Drawing is more than drawing
When I am teaching drawing, whether to beginners or more advanced students, I constantly remind them that drawing is essentially just mark making – making a mark or series of marks with some kind of tool on a surface. Drawing is both less than what is commonly thought of as drawing and much more. A drawing is not necessarily a work of art but it could be. A drawing is not just an exercise or a plan but it could be. It could be a “finished”, detailed study or a quick gesture. It could feature a sensitive or expressive use of line or tonality. Lines could be used to create shape, mass, volume, texture, movement or directionality. Drawings come from memory, observation and imagination. Since drawing is essentially the process of image making, drawings can be created not only with traditional tools and media (pencil, pen, charcoal, ink, paper etc.) but also with collage materials (found objects, papers, magazine clippings, stickers, transferred images etc). I even sometimes use and advocate the use of stencils, found or hand made, as a way to “jump start” image making. Drawings could include or be photographs or be produced digitally. The drawing could be or contain written text. The criterion is that the ideas and images be thoughtfully selected and intentionally arranged with a sense of visual organization and impact. Whether we call it a sketchbook or a visual journal, whether it is used for one’s own art making or teaching, whether it is used daily or less frequently, what is important is that it is used regularly and used as a visual record of personal experience and growth.
- The quote is from notes I took during a graduate seminar in curriculum theory with Dr. Ted Aoki at the University of Alberta in 1979. Ted Aoki is internationally regarded as an innovative and influential curriculum theorist, scholar and teacher. Following his retirement from the U of A in1985 he moved to Vancouver and continued his scholarly and inspirational work as an Adjunct Professor in the Faculty of Education at UBC.
Gladwell, M. (2008). Outliers: The story of success. New York: Little, Brown and Company.
Pearse, H. (2004). Praxis in perspective, in A/r/tography: Rendering self through arts-based living inquiry.
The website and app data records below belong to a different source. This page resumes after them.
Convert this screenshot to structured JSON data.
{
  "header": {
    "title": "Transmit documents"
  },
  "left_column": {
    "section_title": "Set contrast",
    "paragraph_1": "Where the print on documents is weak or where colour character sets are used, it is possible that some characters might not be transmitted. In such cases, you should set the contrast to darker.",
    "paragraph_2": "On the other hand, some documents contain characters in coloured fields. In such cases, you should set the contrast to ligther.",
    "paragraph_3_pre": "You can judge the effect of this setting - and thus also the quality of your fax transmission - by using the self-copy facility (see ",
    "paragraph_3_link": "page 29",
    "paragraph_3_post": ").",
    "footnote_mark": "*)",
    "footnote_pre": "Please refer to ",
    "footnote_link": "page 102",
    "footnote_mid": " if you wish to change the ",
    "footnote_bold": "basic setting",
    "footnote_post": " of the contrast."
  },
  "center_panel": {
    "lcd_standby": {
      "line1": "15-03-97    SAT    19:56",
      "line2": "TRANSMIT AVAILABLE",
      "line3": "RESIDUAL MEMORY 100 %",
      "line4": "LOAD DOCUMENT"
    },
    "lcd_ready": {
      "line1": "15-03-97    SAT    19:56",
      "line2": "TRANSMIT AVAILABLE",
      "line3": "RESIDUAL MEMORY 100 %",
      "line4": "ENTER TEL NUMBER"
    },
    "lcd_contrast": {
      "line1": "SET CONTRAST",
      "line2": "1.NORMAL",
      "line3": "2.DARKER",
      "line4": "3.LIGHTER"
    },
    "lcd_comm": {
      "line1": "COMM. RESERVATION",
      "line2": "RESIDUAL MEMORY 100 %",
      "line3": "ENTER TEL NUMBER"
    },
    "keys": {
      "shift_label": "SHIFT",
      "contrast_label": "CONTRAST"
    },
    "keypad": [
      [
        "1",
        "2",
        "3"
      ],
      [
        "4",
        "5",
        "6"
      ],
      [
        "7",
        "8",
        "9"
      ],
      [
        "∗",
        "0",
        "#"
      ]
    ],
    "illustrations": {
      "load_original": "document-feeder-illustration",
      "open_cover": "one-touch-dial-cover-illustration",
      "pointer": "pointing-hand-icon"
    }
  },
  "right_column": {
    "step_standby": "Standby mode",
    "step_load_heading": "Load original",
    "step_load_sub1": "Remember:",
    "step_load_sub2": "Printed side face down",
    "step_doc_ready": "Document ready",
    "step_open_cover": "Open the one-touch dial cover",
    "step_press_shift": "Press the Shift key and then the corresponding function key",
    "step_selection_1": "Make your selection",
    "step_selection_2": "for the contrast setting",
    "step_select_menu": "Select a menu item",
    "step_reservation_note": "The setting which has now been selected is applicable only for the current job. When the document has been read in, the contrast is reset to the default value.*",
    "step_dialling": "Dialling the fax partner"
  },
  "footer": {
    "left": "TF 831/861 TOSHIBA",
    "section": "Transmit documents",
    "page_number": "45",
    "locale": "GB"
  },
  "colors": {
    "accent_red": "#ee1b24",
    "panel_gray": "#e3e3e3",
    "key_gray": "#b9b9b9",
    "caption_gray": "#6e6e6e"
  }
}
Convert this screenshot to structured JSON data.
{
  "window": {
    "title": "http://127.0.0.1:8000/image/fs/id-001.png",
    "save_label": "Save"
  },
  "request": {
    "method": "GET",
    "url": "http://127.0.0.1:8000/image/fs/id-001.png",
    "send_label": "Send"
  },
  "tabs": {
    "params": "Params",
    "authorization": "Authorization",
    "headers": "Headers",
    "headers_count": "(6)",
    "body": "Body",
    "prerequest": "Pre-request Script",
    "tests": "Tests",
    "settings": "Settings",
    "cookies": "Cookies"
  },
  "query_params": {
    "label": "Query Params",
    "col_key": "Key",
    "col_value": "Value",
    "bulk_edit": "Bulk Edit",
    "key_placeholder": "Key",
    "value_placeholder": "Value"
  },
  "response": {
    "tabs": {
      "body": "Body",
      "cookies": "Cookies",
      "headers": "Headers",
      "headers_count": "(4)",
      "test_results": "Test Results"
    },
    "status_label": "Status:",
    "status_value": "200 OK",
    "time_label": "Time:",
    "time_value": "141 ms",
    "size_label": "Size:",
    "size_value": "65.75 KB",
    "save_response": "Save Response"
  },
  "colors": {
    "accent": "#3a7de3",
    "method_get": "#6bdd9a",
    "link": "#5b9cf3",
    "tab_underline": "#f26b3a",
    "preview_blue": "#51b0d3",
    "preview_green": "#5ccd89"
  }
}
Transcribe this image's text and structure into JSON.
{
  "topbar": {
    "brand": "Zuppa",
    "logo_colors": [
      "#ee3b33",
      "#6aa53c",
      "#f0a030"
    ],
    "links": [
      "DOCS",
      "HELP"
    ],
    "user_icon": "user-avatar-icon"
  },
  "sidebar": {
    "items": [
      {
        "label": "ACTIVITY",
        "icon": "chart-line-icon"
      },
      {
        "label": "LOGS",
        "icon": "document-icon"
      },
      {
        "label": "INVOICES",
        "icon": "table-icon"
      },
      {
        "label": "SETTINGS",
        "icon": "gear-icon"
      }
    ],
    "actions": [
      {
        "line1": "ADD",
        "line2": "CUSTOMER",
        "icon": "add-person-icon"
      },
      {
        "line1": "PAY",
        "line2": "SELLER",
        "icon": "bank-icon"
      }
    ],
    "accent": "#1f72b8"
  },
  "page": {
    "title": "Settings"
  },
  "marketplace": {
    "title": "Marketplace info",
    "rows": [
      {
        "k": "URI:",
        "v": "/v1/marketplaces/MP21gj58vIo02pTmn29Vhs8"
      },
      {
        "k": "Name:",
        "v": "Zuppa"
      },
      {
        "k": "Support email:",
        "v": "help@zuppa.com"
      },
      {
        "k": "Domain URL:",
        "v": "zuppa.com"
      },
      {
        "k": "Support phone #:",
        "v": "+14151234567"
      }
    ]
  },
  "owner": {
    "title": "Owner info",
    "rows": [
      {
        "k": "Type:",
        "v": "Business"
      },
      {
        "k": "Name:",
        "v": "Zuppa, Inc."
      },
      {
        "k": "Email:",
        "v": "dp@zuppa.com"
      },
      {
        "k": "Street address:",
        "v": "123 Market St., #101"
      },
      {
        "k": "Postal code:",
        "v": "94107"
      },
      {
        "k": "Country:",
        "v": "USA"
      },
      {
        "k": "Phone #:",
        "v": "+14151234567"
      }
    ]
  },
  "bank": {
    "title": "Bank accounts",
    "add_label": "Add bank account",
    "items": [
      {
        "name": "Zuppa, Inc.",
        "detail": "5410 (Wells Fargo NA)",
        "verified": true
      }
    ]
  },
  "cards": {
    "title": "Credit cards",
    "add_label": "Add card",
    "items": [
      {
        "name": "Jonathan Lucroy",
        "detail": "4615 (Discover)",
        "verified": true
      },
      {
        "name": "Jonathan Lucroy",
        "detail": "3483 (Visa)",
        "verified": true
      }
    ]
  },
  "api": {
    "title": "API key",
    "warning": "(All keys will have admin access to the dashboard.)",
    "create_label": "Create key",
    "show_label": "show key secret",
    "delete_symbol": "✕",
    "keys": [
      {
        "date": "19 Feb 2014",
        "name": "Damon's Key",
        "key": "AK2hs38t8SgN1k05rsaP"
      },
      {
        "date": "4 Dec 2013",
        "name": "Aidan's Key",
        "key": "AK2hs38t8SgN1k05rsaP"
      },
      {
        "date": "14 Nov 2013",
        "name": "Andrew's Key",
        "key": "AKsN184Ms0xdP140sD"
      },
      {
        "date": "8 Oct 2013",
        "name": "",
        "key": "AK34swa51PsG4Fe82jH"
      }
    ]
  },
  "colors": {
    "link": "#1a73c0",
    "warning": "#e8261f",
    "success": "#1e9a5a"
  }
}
R.L. Irwin and A. de Cosson (Eds.), Vancouver BC: Pacific Educational Press.
Pearse, H. (2007). Sketchbooks, workbooks, visual journals – All in a day’s work, in Re-Visions: Readings in Canadian Art Teacher Education, 3rd Edition. R.L. Irwin, K. Grauer, & M.J. Emme (Eds.), Thunder Bay, ON: Canadian Society for Education through Art.
Pearse, H. (2011). Themes, cross-curricular connections and daily drawing, in StArting with … , 3rd Edition. K. Grauer, R.L. Irwin, & M.J. Emme (Eds.), Victoria, BC: Canadian Society for Education through Art.